24 May 2020 | UK NEWS
The Prime Minister’s Chief Advisor, Dominic Cummings, has retained his position despite his alleged breaches of lockdown law. The Prime Minister has said he would not “mark him down” for it.
The aide had faced heavy criticism from all sides of the political spectrum after driving from London to County Durham in the north of England – a journey of 260 miles – to visit his parents in March. At this point, it was against governmental guidelines to go for long journeys.
It has been claimed that he made this journey for childcare reasons, after his wife started displaying Covid-19 symptoms, becoming worried there would be no-one to look after his four-year-old child, had he also fallen ill himself.
Having then returned to London, it was subsequently reported by The Observer and The Sunday Mirror that he had returned to County Durham in April. Mr Cummings has denied these latest allegations.
Leading the press conference this evening, Boris Johnson said:
“I have had extensive face-to-face conversations with Dominic Cummings and I have concluded that, in travelling to find the right kind of childcare, at the moment when both he and his wife were about to be incapacitated by coronavirus – and when he had no alternative – I think he followed the instincts of every father and every parent. And I do not mark him down for that.
“Though there have been many other allegations about what happened when he was in self-isolation and thereafter, some of them palpably false, I believe that in every respect he has acted responsibly and legally and with integrity, and with the overwhelming aim of stopping the spread of the virus and saving lives.”
Johnson had faced mounting pressure from his own party to sack Cummings throughout the day.
Prominent backbencher Steve Baker tweeted: “It is intolerable that Boris’ government is losing so much political capital. Three changes are immediately required: 1 – Govt needs competitive expert advice 2 – Govt must insist on high software engineering standards 3 – Dominic Cummings must go.”
He further added, in a piece for The Critic magazine, that allegations of a further breach in the Sunday papers were a “disaster” and that Mr Cummings “clearly broke at the very least the guidance which kept mums and dads at home”.
He added: “Dominic Cummings must go before he does any more harm to the UK, the Government, the Prime Minister, our institutions or the Conservative Party. Time is up. It is time for Dom to resign so Boris can govern within the conventions and norms which will see us through.”
Conservative backbencher Sir Roger Gale stated in response to Boris Johnson’s decision that it was an “extraordinary position” for the Prime Minister to take.

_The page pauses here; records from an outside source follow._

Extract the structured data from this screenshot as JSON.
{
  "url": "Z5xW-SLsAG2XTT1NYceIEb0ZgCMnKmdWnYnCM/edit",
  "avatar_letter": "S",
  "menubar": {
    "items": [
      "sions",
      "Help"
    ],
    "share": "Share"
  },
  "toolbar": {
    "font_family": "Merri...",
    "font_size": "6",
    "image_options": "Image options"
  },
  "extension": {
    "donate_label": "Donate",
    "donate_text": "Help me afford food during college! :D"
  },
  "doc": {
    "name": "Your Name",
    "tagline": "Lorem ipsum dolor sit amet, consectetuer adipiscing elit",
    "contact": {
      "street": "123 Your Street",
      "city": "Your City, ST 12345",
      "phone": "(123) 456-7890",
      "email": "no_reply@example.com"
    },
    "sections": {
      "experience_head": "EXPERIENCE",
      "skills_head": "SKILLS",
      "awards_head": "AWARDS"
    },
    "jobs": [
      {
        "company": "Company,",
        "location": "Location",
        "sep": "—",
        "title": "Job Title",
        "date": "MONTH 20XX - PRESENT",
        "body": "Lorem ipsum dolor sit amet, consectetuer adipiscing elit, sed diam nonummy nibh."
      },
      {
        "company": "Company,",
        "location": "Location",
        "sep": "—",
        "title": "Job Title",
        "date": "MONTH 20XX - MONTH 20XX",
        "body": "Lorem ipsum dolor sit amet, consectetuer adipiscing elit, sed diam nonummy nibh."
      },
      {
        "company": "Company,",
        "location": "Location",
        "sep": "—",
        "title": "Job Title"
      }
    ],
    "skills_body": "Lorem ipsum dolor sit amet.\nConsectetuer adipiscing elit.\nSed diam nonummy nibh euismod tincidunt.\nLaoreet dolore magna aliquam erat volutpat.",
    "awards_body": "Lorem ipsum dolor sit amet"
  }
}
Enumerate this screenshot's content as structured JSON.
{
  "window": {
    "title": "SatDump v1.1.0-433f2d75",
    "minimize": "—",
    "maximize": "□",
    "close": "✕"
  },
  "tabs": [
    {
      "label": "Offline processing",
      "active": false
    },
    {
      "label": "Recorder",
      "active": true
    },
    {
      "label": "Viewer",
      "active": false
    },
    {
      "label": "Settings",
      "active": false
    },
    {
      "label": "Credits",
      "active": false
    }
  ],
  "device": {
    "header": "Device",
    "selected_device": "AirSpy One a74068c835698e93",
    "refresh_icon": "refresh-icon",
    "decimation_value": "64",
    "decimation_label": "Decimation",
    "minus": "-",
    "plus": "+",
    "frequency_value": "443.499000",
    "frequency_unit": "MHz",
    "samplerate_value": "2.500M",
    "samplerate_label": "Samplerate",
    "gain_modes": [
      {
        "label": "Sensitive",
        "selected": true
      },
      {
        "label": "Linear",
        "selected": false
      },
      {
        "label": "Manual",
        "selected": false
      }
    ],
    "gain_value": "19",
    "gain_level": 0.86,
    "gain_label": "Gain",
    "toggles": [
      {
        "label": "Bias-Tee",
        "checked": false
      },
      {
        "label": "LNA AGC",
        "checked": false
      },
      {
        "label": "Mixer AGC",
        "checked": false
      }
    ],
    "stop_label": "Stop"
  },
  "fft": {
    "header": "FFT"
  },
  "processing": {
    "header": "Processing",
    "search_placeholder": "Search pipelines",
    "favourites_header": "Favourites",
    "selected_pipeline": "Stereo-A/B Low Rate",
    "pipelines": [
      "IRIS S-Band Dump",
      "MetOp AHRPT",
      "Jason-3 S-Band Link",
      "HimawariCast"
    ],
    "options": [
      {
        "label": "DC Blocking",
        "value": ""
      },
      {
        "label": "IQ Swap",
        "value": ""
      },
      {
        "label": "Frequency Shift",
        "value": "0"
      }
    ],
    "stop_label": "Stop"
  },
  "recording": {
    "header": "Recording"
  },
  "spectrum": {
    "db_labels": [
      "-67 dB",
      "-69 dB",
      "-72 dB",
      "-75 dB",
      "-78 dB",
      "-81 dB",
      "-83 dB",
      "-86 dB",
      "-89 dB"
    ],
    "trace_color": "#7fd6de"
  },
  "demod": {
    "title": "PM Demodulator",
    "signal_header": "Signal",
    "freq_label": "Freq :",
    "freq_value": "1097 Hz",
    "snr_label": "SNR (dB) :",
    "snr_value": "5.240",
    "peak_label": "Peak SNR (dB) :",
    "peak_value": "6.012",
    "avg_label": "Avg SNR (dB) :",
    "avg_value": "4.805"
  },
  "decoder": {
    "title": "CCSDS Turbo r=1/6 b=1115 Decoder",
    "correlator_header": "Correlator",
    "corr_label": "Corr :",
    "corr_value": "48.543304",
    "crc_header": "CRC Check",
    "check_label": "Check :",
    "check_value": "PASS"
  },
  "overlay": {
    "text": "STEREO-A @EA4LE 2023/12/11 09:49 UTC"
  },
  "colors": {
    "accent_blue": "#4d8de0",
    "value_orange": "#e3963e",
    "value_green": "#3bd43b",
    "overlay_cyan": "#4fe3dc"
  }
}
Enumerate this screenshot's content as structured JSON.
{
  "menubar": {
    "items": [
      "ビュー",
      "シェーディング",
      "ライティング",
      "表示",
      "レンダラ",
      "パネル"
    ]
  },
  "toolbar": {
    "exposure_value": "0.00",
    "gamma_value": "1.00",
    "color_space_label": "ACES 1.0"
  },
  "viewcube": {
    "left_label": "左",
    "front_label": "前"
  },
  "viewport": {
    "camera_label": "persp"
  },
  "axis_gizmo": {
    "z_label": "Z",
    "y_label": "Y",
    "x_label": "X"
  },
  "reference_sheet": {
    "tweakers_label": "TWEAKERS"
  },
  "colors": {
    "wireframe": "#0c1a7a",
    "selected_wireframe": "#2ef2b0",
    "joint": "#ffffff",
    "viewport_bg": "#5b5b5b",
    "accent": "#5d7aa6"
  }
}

“It’s up to the Prime Minister to exercise judgement about who he has around him,” he told BBC Radio 5 Live. “In this case, I do think that that judgement is flawed. I don’t think many people will buy into the idea that suddenly, after the event, it’s okay to reinterpret the rules”.
Condemnation also came from the Labour Shadow Cabinet. Shadow Policing Minister Sarah Jones said: “people are rightly feeling is it one rule for us and one rule for the people at the top”.
Elsewhere, on Twitter, a tweet suspected by some to be critical of the Government’s handling of this situation was published by the official UK Civil Service account. It was deleted after 11 minutes, but can be viewed here:
It would not be the first time that an individual in charge of a Twitter account, with a grievance against their employer, has chosen to submit their resignation in this manner.
The official Cabinet Office account has since posted this update:
Labour has also called for an urgent inquiry into the allegations against Mr Cummings. We will bring you further updates on this, should that transpire.